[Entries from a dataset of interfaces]
== == ==
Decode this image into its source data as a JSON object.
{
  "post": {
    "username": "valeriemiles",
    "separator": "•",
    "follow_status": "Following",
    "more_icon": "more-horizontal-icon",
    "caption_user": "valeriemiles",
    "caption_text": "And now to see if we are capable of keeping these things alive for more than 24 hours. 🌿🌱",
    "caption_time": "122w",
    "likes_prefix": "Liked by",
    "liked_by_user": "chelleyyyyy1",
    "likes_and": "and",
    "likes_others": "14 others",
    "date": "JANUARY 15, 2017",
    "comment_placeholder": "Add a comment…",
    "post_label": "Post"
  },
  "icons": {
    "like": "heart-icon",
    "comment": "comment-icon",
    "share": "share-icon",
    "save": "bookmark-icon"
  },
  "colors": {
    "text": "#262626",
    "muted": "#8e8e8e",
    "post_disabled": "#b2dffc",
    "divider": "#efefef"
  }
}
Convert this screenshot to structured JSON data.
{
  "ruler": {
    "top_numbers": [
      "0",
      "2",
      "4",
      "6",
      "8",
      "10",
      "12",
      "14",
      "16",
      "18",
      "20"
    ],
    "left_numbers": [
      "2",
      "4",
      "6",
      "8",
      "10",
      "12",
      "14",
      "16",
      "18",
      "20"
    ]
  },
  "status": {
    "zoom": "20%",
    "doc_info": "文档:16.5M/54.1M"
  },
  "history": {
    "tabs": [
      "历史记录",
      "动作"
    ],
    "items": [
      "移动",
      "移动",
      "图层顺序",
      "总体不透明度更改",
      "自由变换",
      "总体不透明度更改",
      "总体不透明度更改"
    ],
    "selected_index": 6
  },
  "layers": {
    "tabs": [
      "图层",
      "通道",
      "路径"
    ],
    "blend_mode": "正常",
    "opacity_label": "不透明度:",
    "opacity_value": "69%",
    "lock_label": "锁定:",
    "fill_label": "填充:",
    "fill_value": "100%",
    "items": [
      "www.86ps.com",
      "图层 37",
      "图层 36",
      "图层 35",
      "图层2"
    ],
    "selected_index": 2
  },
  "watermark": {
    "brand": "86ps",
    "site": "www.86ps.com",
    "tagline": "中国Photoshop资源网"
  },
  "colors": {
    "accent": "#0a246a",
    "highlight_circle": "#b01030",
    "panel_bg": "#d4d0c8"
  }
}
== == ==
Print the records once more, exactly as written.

Decode this image into its source data as a JSON object.
{
  "post": {
    "username": "valeriemiles",
    "separator": "•",
    "follow_status": "Following",
    "more_icon": "more-horizontal-icon",
    "caption_user": "valeriemiles",
    "caption_text": "And now to see if we are capable of keeping these things alive for more than 24 hours. 🌿🌱",
    "caption_time": "122w",
    "likes_prefix": "Liked by",
    "liked_by_user": "chelleyyyyy1",
    "likes_and": "and",
    "likes_others": "14 others",
    "date": "JANUARY 15, 2017",
    "comment_placeholder": "Add a comment…",
    "post_label": "Post"
  },
  "icons": {
    "like": "heart-icon",
    "comment": "comment-icon",
    "share": "share-icon",
    "save": "bookmark-icon"
  },
  "colors": {
    "text": "#262626",
    "muted": "#8e8e8e",
    "post_disabled": "#b2dffc",
    "divider": "#efefef"
  }
}
Convert this screenshot to structured JSON data.
{
  "ruler": {
    "top_numbers": [
      "0",
      "2",
      "4",
      "6",
      "8",
      "10",
      "12",
      "14",
      "16",
      "18",
      "20"
    ],
    "left_numbers": [
      "2",
      "4",
      "6",
      "8",
      "10",
      "12",
      "14",
      "16",
      "18",
      "20"
    ]
  },
  "status": {
    "zoom": "20%",
    "doc_info": "文档:16.5M/54.1M"
  },
  "history": {
    "tabs": [
      "历史记录",
      "动作"
    ],
    "items": [
      "移动",
      "移动",
      "图层顺序",
      "总体不透明度更改",
      "自由变换",
      "总体不透明度更改",
      "总体不透明度更改"
    ],
    "selected_index": 6
  },
  "layers": {
    "tabs": [
      "图层",
      "通道",
      "路径"
    ],
    "blend_mode": "正常",
    "opacity_label": "不透明度:",
    "opacity_value": "69%",
    "lock_label": "锁定:",
    "fill_label": "填充:",
    "fill_value": "100%",
    "items": [
      "www.86ps.com",
      "图层 37",
      "图层 36",
      "图层 35",
      "图层2"
    ],
    "selected_index": 2
  },
  "watermark": {
    "brand": "86ps",
    "site": "www.86ps.com",
    "tagline": "中国Photoshop资源网"
  },
  "colors": {
    "accent": "#0a246a",
    "highlight_circle": "#b01030",
    "panel_bg": "#d4d0c8"
  }
}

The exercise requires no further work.